[Page and application data records]
*** Block opens ***

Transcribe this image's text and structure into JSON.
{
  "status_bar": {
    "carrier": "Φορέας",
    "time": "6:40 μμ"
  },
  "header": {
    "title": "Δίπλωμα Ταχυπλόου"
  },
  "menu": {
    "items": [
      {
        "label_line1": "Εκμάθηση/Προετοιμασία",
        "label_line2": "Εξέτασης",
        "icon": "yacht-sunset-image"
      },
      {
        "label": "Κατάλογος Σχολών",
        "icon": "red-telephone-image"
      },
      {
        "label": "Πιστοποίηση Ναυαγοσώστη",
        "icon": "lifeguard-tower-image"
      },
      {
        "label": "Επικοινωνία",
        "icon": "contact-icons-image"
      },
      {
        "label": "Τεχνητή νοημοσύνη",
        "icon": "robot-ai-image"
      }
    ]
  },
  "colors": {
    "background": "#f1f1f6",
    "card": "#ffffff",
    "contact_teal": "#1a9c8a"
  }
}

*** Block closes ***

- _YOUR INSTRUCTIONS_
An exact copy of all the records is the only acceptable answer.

- _EXERCISE ANSWER_
Transcribe this image's text and structure into JSON.
{
  "status_bar": {
    "carrier": "Φορέας",
    "time": "6:40 μμ"
  },
  "header": {
    "title": "Δίπλωμα Ταχυπλόου"
  },
  "menu": {
    "items": [
      {
        "label_line1": "Εκμάθηση/Προετοιμασία",
        "label_line2": "Εξέτασης",
        "icon": "yacht-sunset-image"
      },
      {
        "label": "Κατάλογος Σχολών",
        "icon": "red-telephone-image"
      },
      {
        "label": "Πιστοποίηση Ναυαγοσώστη",
        "icon": "lifeguard-tower-image"
      },
      {
        "label": "Επικοινωνία",
        "icon": "contact-icons-image"
      },
      {
        "label": "Τεχνητή νοημοσύνη",
        "icon": "robot-ai-image"
      }
    ]
  },
  "colors": {
    "background": "#f1f1f6",
    "card": "#ffffff",
    "contact_teal": "#1a9c8a"
  }
}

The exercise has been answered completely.